Haras (2012) unpacks the term aerial adventure environment by defining each word. Aerial refers to the fact that the experience occurs above the ground, whether by only a few inches or at great height, and therefore requires specialized skills and equipment. The experience also involves adventure (individual or in a group) and is chosen because it poses a challenge and entails at least a perception of uncertainty. Finally, the word environment refers to both the physical structures and the delivery method of the experience. Using this broad idea of AAEs, we can now explore what this type of experience encompasses.
In order to do so, we need to define another term—challenge course, which is given two widely known definitions in the industry. Rohnke, Rogers, Wall, & Tait (2007) define a challenge course in terms of the ropes, cables, metal, synthetics, and poles used to build structures that challenge participants in a manner that mimics that of a natural setting. Alternatively, Attarian (2005) views challenge courses in terms of their similarity and relationship to other activities, such as group initiatives, team-building activities, and low and high ropes courses. Although both of these definitions address the physical structure of at least some of the activities, they differ in the scope of what they might include. The definition from Rohnke et al. includes the materials that the challenge course can be made from and implies that they are relatively permanent in design. However, as the industry grows and changes, so do the technologies and materials used in assembling challenge courses. In contrast, Attarian's (2005) inclusion of terms such as group initiative and team-building activities enables a broader interpretation of the activities that can be used in challenge course programming.

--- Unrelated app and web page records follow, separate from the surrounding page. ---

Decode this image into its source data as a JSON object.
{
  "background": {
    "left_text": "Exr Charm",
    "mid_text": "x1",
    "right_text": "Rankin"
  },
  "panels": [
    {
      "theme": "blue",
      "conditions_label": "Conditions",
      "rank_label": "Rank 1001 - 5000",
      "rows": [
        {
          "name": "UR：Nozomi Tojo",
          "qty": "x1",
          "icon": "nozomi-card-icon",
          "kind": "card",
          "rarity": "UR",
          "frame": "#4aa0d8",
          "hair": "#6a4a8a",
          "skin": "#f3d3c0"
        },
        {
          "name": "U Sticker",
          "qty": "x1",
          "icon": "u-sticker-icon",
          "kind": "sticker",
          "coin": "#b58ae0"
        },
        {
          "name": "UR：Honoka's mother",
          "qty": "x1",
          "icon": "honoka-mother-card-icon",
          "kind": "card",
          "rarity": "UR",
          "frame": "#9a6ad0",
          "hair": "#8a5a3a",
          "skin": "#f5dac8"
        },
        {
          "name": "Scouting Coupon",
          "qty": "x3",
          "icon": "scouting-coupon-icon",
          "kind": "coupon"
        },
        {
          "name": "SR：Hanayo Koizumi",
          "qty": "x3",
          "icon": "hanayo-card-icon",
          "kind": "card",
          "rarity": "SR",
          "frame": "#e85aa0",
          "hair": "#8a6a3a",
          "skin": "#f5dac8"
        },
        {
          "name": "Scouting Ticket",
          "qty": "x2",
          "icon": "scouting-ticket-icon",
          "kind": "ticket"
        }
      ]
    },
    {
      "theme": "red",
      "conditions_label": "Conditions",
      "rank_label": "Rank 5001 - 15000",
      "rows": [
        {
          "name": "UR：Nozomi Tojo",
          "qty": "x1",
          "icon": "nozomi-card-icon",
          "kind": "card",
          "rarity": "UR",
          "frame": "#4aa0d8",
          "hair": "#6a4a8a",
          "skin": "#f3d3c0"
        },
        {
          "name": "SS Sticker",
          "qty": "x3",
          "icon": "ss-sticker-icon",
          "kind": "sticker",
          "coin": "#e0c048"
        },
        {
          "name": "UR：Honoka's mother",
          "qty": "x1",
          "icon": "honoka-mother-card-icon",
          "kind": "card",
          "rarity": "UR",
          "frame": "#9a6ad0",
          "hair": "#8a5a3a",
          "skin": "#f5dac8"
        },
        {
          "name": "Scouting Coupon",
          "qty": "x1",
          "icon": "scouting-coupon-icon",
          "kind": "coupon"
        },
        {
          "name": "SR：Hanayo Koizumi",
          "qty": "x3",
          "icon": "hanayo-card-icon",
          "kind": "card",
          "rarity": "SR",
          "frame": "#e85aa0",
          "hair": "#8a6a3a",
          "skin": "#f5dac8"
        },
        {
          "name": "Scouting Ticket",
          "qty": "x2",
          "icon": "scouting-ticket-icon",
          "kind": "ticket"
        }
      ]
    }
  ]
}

This broader definition is used in most educational settings. For instance, even if a program takes place predominantly on a low or high challenge course, facilitators typically initiate the course by incorporating some activities that require little or no equipment. But what if these team-building activities are used without inclusion of more permanent structures? Does the overall activity still constitute a challenge course program? Thus begins again the debate about what is and what is not included in an AAE.

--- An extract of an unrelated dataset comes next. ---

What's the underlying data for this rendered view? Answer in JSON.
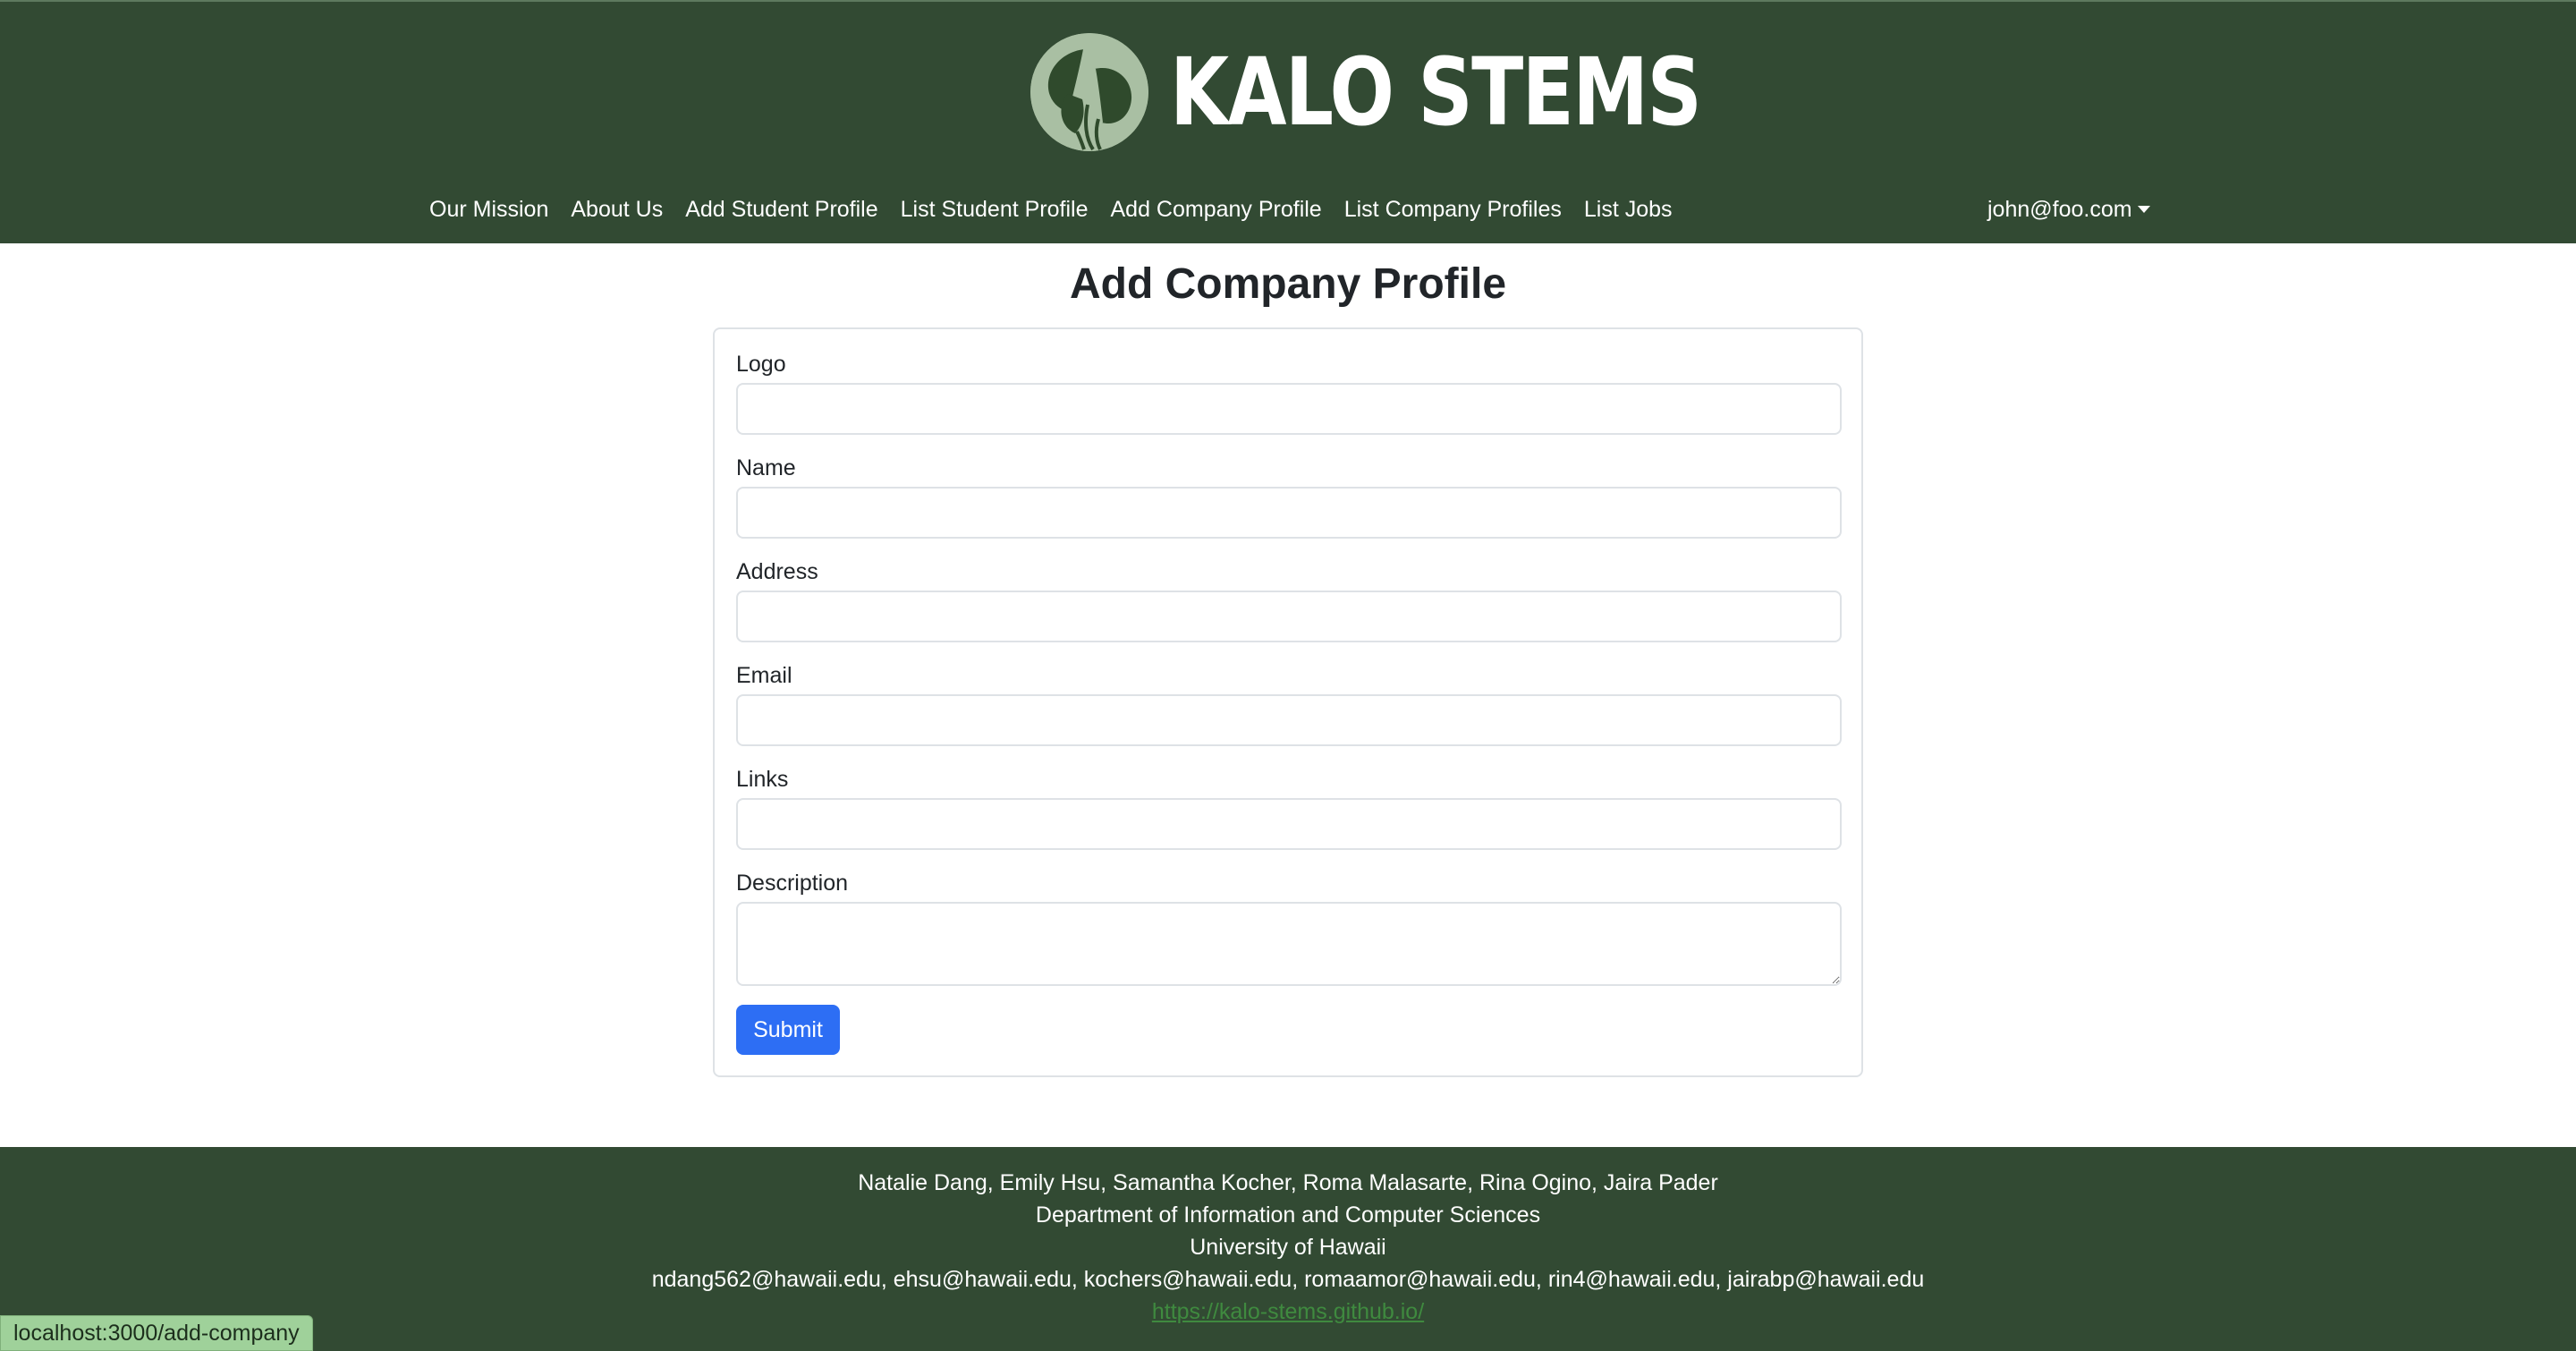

When talking about what is included in an AAE, it is helpful to understand the difference between an environment and an element. The environment consists of the overall structure and structural style, which carry implications for the type of delivery system one can use. Elements, on the other hand, are the individual components of an AAE that are used to enable specific experiences. An incredible number of elements already exist for AAEs, and more are being designed even as you read this book. Indeed, it would be impossible to list, much less explain, all of the elements that have been installed in AAEs, and any such list would very quickly fall out of date; therefore, no such list is included here. Instead, we address selected elements as they relate to various operating systems or experiences.
It is crucial to understand the varying environments in order to grasp all that is included in our definition of an AAE. The aerial adventure industry has grown beyond the previously stated definitions of a challenge course, and we now determine what to include in the definition of AAEs by considering programmatic uses, structural designs, operating systems, and even standards and regulations. Figure 1.1 shows how AAEs can be divided into six major categories. Each of these categories has some unique features and programmatic uses that will be highlighted throughout this textbook. The term aerial adventure environment,or AAE, is used when the reference is common to all of these categories.

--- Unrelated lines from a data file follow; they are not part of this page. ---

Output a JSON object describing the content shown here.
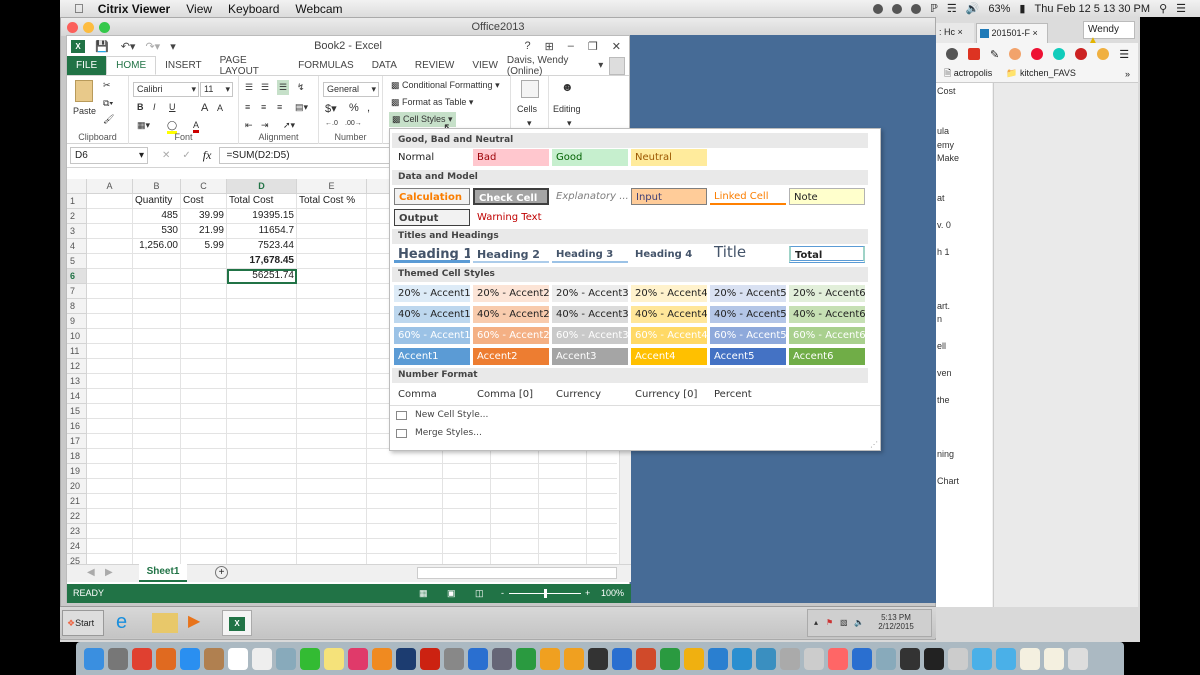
{
  "mac_menubar": {
    "app_name": "Citrix Viewer",
    "menus": [
      "View",
      "Keyboard",
      "Webcam"
    ],
    "battery": "63%",
    "clock": "Thu Feb 12  5 13 30 PM"
  },
  "citrix_window": {
    "title": "Office2013"
  },
  "excel": {
    "window_title": "Book2 - Excel",
    "help": "?",
    "tabs": [
      "FILE",
      "HOME",
      "INSERT",
      "PAGE LAYOUT",
      "FORMULAS",
      "DATA",
      "REVIEW",
      "VIEW"
    ],
    "active_tab": "HOME",
    "user": "Davis, Wendy (Online)",
    "ribbon": {
      "clipboard": {
        "paste": "Paste",
        "label": "Clipboard"
      },
      "font": {
        "name": "Calibri",
        "size": "11",
        "bold": "B",
        "italic": "I",
        "underline": "U",
        "grow": "A",
        "shrink": "A",
        "label": "Font"
      },
      "alignment": {
        "label": "Alignment"
      },
      "number": {
        "format": "General",
        "currency": "$",
        "percent": "%",
        "comma": ",",
        "label": "Number"
      },
      "styles": {
        "conditional": "Conditional Formatting",
        "format_table": "Format as Table",
        "cell_styles": "Cell Styles"
      },
      "cells": {
        "label": "Cells"
      },
      "editing": {
        "label": "Editing"
      }
    },
    "formula_bar": {
      "name_box": "D6",
      "formula": "=SUM(D2:D5)",
      "fx": "fx"
    },
    "columns": [
      "A",
      "B",
      "C",
      "D",
      "E"
    ],
    "rows": [
      "1",
      "2",
      "3",
      "4",
      "5",
      "6",
      "7",
      "8",
      "9",
      "10",
      "11",
      "12",
      "13",
      "14",
      "15",
      "16",
      "17",
      "18",
      "19",
      "20",
      "21",
      "22",
      "23",
      "24",
      "25"
    ],
    "cells": {
      "B1": "Quantity",
      "C1": "Cost",
      "D1": "Total Cost",
      "E1": "Total Cost %",
      "B2": "485",
      "C2": "39.99",
      "D2": "19395.15",
      "B3": "530",
      "C3": "21.99",
      "D3": "11654.7",
      "B4": "1,256.00",
      "C4": "5.99",
      "D4": "7523.44",
      "D5": "17,678.45",
      "D6": "56251.74"
    },
    "selected_cell": "D6",
    "sheet_tab": "Sheet1",
    "status": "READY",
    "zoom": "100%",
    "zoom_value_percent": 100
  },
  "cell_styles_gallery": {
    "sections": [
      {
        "title": "Good, Bad and Neutral",
        "items": [
          "Normal",
          "Bad",
          "Good",
          "Neutral"
        ]
      },
      {
        "title": "Data and Model",
        "items": [
          "Calculation",
          "Check Cell",
          "Explanatory ...",
          "Input",
          "Linked Cell",
          "Note",
          "Output",
          "Warning Text"
        ]
      },
      {
        "title": "Titles and Headings",
        "items": [
          "Heading 1",
          "Heading 2",
          "Heading 3",
          "Heading 4",
          "Title",
          "Total"
        ]
      },
      {
        "title": "Themed Cell Styles",
        "items": [
          "20% - Accent1",
          "20% - Accent2",
          "20% - Accent3",
          "20% - Accent4",
          "20% - Accent5",
          "20% - Accent6",
          "40% - Accent1",
          "40% - Accent2",
          "40% - Accent3",
          "40% - Accent4",
          "40% - Accent5",
          "40% - Accent6",
          "60% - Accent1",
          "60% - Accent2",
          "60% - Accent3",
          "60% - Accent4",
          "60% - Accent5",
          "60% - Accent6",
          "Accent1",
          "Accent2",
          "Accent3",
          "Accent4",
          "Accent5",
          "Accent6"
        ]
      },
      {
        "title": "Number Format",
        "items": [
          "Comma",
          "Comma [0]",
          "Currency",
          "Currency [0]",
          "Percent"
        ]
      }
    ],
    "menu": [
      "New Cell Style...",
      "Merge Styles..."
    ]
  },
  "accent_colors": [
    "#5b9bd5",
    "#ed7d31",
    "#a5a5a5",
    "#ffc000",
    "#4472c4",
    "#70ad47"
  ],
  "browser": {
    "tabs": [
      ": Hc",
      "201501-F"
    ],
    "profile": "Wendy",
    "bookmarks": [
      "actropolis",
      "kitchen_FAVS"
    ],
    "page_fragments": [
      "Cost",
      "ula",
      "emy",
      "Make",
      "at",
      "v. 0",
      "h 1",
      "art.",
      "n",
      "ell",
      "ven",
      "the",
      "ning",
      "Chart"
    ]
  },
  "windows_taskbar": {
    "start": "Start",
    "time": "5:13 PM",
    "date": "2/12/2015"
  }
}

Figure 1.1 Aerial adventure environments.
Used with permission of Adventureworks! Associates, Inc.